(Records contained in a dataset)
# # # # # # #

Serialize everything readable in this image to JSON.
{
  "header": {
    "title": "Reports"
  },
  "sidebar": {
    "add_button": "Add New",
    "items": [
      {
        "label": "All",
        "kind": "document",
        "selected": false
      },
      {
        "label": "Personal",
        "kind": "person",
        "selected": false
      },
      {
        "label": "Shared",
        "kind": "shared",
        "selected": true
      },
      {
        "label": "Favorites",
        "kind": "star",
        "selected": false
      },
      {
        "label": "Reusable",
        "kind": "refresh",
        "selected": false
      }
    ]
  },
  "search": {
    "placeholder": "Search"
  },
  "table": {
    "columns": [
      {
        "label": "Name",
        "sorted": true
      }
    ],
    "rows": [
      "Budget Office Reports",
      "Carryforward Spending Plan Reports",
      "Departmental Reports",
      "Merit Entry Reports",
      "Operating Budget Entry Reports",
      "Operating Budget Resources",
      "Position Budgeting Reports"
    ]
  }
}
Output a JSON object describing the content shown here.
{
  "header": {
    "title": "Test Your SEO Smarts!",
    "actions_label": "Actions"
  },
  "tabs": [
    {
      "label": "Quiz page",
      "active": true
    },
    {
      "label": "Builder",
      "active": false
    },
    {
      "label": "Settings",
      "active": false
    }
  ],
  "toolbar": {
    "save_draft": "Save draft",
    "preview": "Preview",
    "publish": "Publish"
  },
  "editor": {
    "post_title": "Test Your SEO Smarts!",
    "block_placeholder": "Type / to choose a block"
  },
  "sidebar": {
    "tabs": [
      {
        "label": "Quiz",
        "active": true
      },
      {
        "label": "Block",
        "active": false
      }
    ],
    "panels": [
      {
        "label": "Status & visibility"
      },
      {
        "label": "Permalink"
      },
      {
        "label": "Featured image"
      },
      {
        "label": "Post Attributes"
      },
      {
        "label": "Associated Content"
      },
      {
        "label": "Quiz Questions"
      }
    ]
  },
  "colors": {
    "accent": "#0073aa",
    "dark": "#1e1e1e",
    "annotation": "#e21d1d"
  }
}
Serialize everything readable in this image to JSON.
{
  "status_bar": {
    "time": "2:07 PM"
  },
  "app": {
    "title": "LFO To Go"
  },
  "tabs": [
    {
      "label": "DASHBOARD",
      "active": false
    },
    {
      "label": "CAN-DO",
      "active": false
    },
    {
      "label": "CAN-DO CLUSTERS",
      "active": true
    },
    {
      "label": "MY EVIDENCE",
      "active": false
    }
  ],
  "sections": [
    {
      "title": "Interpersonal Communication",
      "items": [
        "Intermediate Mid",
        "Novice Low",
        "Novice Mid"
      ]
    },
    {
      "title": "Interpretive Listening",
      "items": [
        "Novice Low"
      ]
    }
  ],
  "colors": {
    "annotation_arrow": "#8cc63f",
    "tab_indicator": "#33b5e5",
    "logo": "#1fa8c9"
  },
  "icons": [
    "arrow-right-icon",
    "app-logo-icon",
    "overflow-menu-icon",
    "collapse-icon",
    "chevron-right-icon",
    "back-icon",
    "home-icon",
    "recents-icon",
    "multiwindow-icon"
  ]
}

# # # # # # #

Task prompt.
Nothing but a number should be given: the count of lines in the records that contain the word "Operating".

Solution for this task.
2